Chef Jun Kurogi’s eponymous ryōriya (traditional Japanese restaurant) is one of the best and most in-demand in the city. It was only a matter of time before he opened up another place — and only a matter of course that it would be impressive.
In contrast with his atmospheric restaurant — a converted 80-year-old geisha teahouse in the backstreets of Yushima — Kuriya Kashi Kurogi is as contemporary as you can get. It sits in a wooded corner of the University of Tokyo’s campus, on the ground floor of an imposing building covered entirely with layered wooden slats — one of architect Kengo Kuma’s trademarks — with a view of wildflowers and fresh foliage.

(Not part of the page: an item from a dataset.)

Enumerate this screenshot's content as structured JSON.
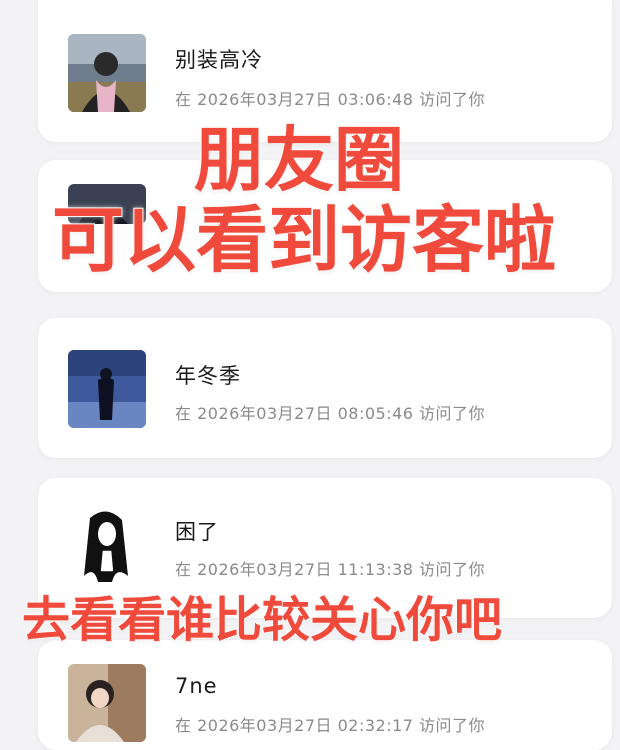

But Kuriya Kashi Kurogi is not just a new branch; it’s a whole new operation. The focus here is on artisan wagashi, the confections that have developed over the centuries as an adjunct to Japan’s traditional cuisine. Unlike most other sweets shops in the city, here the deserts are made to order — in just the same way that Kurogi does for customers at his restaurant, at the end of dinner.